• WHAT THE TASK ASKS
Going through the entries below, work out how many lines have the string "based" in them. Give the number and nothing more.

[Records from a data collection]
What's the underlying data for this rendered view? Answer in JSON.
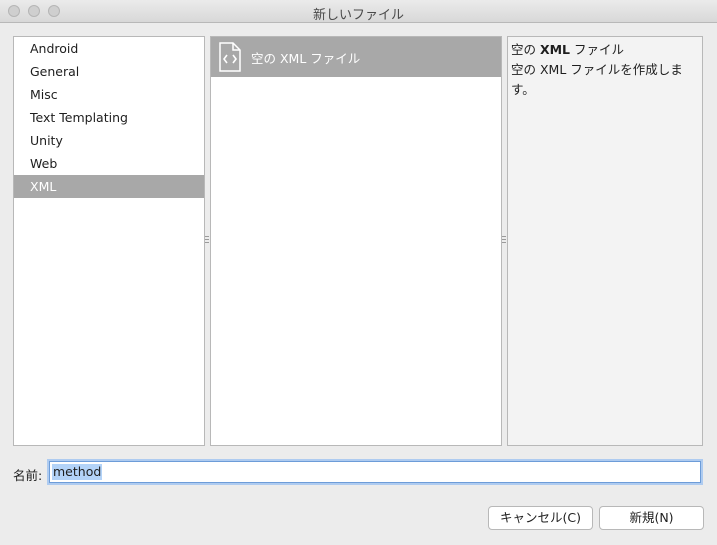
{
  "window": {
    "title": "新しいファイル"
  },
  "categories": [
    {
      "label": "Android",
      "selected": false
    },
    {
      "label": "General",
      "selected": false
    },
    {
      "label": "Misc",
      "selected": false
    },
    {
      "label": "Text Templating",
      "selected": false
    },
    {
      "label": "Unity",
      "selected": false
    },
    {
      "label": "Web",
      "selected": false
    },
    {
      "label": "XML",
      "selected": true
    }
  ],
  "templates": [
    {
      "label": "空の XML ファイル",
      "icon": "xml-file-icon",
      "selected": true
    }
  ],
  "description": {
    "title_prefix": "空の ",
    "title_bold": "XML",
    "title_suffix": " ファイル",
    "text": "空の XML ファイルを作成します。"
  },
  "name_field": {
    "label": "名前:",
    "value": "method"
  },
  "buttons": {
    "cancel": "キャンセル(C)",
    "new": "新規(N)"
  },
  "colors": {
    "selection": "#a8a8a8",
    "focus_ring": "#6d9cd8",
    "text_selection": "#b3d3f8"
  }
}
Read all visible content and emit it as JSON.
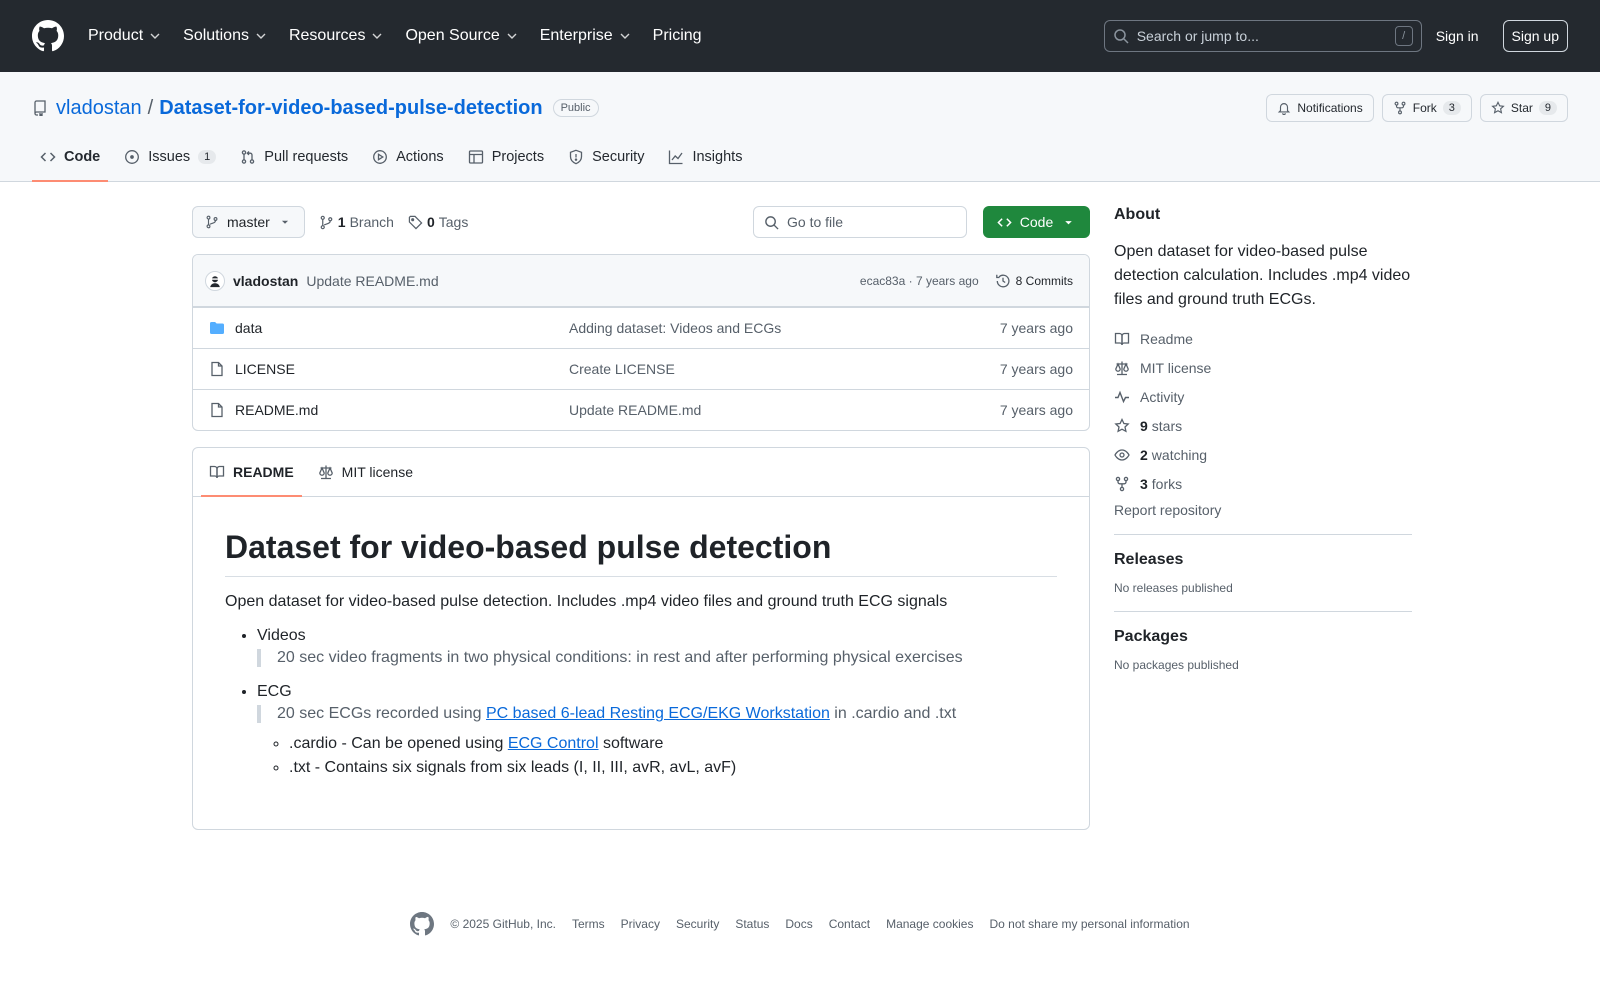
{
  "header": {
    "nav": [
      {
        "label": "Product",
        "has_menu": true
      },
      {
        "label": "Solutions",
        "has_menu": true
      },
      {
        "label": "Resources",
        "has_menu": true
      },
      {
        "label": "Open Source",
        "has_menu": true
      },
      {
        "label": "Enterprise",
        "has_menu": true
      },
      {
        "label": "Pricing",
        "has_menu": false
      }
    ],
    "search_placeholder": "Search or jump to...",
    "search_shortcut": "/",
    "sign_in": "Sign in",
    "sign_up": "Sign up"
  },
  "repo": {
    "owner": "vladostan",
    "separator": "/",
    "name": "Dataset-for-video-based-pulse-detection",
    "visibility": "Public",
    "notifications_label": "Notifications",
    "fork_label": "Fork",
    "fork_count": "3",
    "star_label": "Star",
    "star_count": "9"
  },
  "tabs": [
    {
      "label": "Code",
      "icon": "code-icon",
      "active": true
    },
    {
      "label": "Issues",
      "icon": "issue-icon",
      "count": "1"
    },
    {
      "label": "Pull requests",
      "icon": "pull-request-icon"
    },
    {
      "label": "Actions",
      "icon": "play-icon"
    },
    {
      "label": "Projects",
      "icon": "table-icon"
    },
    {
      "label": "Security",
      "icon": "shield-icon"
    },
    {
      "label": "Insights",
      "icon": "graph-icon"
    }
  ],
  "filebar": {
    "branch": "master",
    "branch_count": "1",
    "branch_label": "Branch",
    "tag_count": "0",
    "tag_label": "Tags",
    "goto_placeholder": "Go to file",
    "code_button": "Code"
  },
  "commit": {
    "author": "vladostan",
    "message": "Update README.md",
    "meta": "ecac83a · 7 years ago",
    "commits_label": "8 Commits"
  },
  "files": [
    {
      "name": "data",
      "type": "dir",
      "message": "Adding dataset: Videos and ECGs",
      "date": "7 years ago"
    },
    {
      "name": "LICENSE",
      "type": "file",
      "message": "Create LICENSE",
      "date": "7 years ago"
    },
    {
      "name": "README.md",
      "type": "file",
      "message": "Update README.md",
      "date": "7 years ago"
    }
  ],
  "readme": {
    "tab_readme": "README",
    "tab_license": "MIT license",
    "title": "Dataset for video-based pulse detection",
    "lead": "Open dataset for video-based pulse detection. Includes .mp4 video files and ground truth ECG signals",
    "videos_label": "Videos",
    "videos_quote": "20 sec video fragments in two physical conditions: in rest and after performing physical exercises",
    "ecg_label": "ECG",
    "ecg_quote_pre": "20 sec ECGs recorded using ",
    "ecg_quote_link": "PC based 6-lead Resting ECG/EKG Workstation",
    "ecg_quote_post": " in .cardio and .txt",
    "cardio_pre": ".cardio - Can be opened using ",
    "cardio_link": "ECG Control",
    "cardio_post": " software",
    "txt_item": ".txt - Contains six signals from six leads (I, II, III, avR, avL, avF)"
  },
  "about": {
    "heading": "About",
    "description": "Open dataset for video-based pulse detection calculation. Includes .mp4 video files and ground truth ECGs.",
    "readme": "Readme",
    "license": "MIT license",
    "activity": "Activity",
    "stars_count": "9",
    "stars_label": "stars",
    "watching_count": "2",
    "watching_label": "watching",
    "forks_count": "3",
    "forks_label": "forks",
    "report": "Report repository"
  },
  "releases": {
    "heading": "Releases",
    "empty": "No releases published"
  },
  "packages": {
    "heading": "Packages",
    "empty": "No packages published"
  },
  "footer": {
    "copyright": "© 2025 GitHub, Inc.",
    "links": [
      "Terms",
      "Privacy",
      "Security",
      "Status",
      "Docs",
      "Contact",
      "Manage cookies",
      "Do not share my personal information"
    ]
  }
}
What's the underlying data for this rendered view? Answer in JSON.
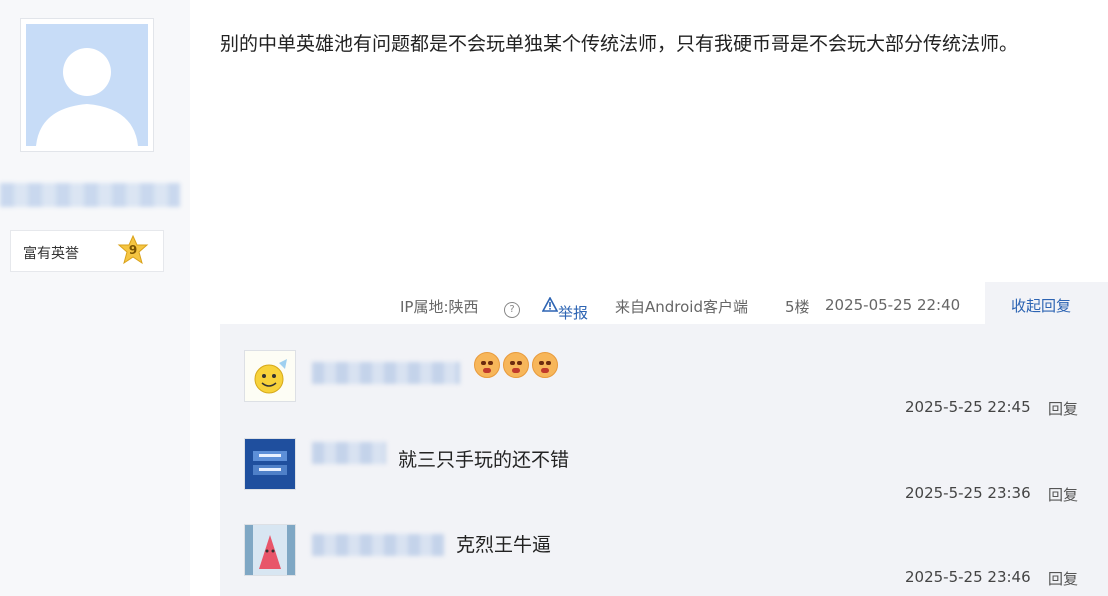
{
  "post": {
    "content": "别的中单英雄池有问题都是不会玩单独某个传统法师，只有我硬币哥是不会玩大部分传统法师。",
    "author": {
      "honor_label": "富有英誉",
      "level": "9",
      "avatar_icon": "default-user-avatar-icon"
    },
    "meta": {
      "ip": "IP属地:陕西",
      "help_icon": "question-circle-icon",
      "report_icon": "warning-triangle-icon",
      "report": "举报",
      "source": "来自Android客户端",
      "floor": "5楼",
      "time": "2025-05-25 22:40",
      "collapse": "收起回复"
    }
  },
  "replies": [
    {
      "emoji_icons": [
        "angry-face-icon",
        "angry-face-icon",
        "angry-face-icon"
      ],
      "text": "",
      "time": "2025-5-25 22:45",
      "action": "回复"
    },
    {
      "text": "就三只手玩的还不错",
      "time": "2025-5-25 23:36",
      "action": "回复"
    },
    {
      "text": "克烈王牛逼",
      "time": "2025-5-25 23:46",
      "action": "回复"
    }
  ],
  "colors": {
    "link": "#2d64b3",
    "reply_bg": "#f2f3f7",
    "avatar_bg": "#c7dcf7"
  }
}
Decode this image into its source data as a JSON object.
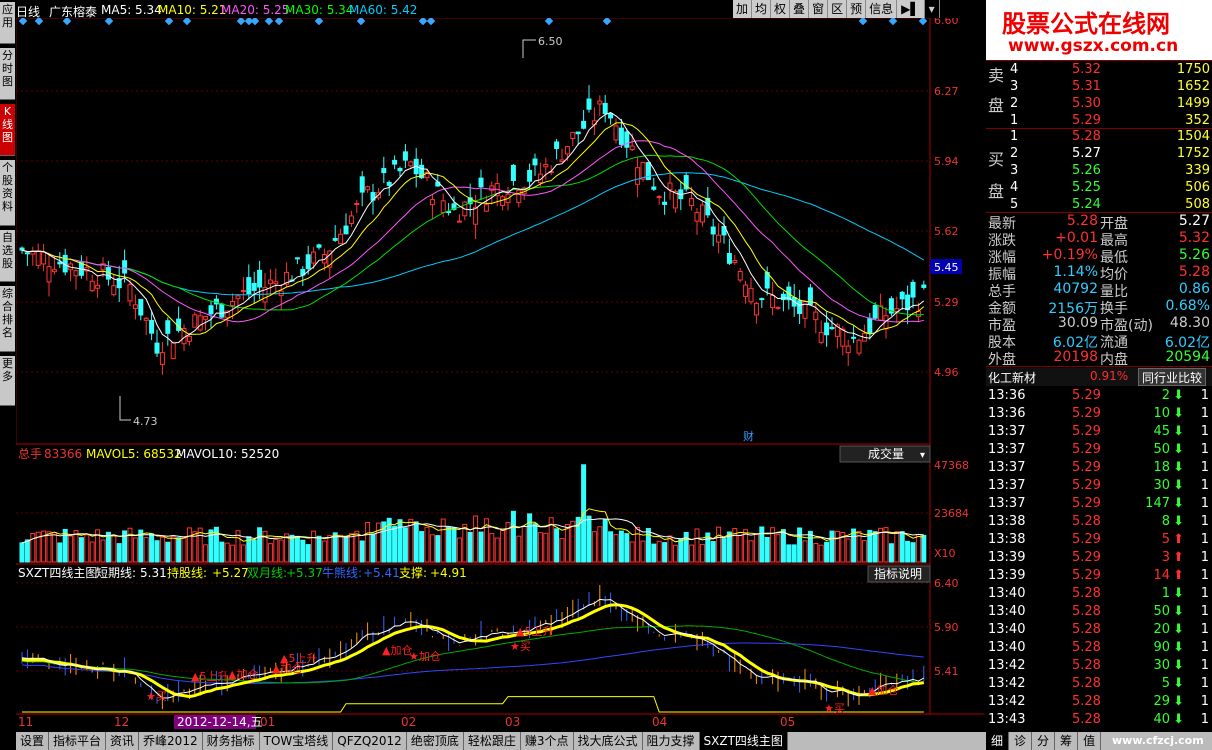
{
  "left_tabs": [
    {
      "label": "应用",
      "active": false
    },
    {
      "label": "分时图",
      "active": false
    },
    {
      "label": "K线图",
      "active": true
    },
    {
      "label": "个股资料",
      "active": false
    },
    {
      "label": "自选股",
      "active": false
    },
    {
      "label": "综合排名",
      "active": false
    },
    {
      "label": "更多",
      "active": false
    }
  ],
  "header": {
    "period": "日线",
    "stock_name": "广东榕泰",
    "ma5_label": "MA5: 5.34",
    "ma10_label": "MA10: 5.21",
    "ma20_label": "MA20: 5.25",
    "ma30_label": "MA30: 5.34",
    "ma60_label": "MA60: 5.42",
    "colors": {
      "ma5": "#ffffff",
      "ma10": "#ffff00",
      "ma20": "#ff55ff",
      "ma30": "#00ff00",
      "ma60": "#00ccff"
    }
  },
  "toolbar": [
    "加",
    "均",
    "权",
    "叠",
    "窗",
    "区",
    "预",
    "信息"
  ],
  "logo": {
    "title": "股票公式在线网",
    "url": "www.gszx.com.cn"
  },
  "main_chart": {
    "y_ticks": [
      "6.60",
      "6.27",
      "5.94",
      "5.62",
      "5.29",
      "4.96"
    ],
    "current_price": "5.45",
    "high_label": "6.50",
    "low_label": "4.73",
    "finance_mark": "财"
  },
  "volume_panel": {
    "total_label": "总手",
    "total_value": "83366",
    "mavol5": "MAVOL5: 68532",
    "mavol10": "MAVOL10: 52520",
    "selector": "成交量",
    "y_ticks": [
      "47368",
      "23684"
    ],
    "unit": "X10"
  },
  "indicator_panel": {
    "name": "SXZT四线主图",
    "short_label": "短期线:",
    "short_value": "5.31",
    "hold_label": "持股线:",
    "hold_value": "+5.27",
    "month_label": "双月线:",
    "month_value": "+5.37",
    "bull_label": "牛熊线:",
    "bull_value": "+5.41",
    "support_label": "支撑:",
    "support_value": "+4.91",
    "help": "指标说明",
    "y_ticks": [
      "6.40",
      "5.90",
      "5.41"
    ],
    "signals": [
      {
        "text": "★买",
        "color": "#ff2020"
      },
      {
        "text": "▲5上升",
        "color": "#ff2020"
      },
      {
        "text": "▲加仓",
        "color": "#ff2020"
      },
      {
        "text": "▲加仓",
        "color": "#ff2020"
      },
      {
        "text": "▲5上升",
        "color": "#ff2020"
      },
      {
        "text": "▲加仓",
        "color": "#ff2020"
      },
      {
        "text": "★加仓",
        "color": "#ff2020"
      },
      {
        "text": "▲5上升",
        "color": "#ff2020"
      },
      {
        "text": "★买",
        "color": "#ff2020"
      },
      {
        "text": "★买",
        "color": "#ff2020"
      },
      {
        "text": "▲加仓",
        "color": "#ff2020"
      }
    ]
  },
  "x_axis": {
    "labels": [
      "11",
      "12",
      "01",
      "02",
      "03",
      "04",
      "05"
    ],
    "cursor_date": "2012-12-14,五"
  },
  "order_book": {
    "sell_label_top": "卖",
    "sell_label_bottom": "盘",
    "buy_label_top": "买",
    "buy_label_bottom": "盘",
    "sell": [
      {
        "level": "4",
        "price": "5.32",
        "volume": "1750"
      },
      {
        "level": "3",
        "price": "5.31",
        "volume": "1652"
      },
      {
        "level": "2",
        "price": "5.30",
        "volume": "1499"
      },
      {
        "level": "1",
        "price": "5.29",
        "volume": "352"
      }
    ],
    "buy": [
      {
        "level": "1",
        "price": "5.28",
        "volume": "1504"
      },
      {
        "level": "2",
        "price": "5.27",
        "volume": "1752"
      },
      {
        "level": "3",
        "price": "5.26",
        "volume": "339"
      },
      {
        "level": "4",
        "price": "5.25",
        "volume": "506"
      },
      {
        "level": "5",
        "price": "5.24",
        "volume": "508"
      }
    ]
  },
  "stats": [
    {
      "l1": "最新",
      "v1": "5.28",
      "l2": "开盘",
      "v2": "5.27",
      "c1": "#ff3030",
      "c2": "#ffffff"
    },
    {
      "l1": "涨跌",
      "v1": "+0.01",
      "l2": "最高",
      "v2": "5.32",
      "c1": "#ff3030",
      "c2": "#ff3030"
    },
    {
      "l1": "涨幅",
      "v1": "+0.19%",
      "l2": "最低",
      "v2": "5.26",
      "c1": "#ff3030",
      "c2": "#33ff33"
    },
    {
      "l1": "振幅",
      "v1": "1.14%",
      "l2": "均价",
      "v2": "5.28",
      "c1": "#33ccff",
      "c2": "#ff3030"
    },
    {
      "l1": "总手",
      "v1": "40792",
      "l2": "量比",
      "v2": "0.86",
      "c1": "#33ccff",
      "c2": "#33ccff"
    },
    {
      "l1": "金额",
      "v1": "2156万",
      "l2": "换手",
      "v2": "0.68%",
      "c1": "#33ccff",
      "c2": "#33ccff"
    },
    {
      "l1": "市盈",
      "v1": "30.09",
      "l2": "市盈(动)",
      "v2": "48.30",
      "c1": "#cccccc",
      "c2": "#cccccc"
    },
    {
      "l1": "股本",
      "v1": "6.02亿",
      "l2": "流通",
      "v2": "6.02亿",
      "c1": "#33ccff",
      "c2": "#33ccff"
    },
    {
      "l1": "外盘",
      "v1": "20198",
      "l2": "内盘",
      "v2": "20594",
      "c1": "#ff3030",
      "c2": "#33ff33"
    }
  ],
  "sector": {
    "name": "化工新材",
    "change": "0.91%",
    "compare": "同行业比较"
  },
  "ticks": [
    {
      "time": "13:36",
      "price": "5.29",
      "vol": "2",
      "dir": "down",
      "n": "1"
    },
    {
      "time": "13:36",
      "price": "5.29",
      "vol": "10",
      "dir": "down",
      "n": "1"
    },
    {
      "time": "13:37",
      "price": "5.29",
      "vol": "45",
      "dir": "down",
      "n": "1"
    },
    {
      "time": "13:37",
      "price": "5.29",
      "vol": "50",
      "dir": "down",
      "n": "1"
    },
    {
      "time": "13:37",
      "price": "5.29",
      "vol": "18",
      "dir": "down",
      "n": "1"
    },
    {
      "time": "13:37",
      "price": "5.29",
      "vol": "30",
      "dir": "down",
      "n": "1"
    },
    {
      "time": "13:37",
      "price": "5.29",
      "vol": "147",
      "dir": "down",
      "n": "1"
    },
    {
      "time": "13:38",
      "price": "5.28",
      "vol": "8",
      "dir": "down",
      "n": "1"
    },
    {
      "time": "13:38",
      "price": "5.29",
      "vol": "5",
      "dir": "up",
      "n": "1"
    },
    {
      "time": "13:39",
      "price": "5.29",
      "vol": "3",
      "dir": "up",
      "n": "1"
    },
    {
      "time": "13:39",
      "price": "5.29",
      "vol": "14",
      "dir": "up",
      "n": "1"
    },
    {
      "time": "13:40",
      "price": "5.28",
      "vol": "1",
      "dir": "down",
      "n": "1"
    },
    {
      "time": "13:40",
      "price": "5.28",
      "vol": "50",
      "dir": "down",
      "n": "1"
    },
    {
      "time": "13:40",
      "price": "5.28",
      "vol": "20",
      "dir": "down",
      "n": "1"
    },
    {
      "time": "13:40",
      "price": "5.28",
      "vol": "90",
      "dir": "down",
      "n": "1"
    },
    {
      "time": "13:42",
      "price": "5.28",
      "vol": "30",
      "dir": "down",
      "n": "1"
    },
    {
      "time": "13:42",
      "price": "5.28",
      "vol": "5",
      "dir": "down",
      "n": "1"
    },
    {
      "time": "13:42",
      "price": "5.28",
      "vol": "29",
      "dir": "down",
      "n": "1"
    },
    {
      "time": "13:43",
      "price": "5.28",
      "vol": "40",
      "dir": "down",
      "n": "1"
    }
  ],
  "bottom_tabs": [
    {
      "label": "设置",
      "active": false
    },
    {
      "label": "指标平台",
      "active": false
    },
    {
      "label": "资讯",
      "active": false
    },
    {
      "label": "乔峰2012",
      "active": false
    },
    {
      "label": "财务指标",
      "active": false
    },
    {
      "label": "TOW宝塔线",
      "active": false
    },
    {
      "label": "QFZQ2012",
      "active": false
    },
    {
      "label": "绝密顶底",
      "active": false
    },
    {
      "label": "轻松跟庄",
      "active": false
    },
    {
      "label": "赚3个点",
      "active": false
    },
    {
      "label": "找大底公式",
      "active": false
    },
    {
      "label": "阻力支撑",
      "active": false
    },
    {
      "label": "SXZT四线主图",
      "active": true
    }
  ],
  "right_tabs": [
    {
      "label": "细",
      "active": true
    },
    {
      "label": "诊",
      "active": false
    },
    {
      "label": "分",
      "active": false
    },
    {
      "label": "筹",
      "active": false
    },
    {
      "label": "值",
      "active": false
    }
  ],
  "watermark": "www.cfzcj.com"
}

• COMPLETED EXERCISE
5